The Trudeau government released a Request for Information (RFI) proposed to industry stakeholders, seeking plans to maximize efficiency when detaining and isolating “people for public health and other related federal requirements.”
In her Tuesday press conference, Dr. Hinshaw stated that she had questions about the possibility of a federally imposed program in Alberta, adding that the province already has a much less draconian program to isolate infected Albertans with no where else to stay. Presently, the Government of Alberta is housing infected citizens in a hotel in order to combat the virus without infecting other members of their household.
“In our province we have been managing the ability to support those who need it by using dedicated hotel space and supporting those individuals so that we limit the amount of in household transmission in those households where they don't have the capacity to isolate or quarantine effectively,” Dr. Hinshaw told Rebel News.

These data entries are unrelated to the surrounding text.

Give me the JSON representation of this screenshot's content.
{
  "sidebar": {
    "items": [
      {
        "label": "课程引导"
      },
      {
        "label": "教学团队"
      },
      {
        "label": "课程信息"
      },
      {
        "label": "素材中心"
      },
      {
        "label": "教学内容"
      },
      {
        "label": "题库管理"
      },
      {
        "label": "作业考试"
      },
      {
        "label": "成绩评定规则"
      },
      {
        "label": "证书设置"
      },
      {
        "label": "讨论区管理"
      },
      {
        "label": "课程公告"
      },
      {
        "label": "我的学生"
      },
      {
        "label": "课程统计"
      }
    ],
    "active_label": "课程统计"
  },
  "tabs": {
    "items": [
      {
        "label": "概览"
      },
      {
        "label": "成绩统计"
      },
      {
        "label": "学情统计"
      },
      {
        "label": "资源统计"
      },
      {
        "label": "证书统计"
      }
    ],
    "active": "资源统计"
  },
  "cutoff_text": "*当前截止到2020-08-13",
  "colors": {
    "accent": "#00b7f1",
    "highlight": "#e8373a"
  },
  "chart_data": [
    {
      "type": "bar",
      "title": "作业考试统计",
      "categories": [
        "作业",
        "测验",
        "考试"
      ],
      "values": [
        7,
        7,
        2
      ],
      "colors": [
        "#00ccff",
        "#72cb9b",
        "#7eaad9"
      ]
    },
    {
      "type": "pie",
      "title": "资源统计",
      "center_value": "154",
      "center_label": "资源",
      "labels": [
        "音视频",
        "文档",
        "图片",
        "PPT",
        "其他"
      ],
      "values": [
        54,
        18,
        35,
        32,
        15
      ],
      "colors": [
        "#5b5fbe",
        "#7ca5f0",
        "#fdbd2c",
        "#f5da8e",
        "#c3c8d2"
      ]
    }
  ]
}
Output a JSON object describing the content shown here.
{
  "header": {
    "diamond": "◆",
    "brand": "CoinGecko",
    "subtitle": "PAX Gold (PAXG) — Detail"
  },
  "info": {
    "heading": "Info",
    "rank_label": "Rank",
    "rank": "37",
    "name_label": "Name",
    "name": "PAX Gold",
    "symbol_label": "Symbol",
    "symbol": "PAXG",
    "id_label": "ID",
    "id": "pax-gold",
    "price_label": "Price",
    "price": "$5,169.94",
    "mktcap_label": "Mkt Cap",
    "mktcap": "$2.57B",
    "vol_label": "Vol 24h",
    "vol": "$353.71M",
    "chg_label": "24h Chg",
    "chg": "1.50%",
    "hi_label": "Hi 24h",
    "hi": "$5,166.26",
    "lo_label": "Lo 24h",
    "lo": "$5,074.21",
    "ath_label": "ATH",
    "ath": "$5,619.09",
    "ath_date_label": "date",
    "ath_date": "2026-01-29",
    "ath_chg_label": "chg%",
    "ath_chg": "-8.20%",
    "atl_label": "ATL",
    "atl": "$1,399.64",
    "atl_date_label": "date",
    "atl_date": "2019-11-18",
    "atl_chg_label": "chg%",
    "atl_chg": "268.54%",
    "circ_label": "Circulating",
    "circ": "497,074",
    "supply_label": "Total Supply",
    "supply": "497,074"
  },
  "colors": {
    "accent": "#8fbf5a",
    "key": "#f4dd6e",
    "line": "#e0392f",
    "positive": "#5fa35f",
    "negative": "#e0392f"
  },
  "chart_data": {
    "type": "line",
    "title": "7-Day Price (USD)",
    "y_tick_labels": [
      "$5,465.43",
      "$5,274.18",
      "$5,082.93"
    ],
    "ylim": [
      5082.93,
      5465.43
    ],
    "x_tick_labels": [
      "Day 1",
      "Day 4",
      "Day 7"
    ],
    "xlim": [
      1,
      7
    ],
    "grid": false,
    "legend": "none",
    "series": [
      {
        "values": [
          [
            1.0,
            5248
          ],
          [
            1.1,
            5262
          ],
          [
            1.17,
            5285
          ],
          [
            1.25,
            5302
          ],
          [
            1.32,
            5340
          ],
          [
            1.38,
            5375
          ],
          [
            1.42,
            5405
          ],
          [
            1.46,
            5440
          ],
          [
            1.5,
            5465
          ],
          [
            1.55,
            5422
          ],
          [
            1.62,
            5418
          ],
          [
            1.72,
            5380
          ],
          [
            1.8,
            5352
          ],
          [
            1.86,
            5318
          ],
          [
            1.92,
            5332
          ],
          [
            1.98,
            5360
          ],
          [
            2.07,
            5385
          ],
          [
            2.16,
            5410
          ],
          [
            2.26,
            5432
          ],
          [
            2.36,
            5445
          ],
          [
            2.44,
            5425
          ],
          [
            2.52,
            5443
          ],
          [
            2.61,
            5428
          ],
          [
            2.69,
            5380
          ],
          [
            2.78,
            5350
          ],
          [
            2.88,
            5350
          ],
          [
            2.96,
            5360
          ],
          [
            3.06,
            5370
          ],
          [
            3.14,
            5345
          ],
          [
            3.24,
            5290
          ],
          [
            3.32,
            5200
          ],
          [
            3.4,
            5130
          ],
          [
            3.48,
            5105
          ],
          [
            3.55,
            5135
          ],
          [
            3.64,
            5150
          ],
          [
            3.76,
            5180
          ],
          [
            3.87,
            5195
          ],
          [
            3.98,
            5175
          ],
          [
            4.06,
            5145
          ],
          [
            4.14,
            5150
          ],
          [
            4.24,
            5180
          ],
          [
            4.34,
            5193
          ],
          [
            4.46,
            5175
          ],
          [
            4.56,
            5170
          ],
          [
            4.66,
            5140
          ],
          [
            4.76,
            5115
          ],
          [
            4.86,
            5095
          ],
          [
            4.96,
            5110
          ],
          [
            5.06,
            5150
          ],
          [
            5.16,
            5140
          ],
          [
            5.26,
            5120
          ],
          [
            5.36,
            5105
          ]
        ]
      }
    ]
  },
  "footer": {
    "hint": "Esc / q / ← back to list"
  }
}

Dr. Hinshaw also announced on Tuesday that the government would be ending asymptomatic testing in the province, effective November 4th. Efforts will be focused on testing symptomatic Albertans and the close contacts of those infected.
According to Ontario’s Deputy Chief Medical Officer, testing in asymptomatic populations is notoriously ineffective, leading to false positives in approximately half of tests. Dr. Hinshaw disputes that specific number, but believes the province will fare better testing a smaller sample of Albertans. According to the data, only around 0.1% of tested asymptomatic patients are truly positive, and resources are best spent focusing on those exhibiting symptoms.
Throughout the press conference, the majority of reporters calling in were asking if Dr. Hinshaw would cancel Halloween, or other “second-wave” fear-mongering headlines.
Hinshaw declined, on both counts, adding that using the term “second-wave” at all was misleading and wrong.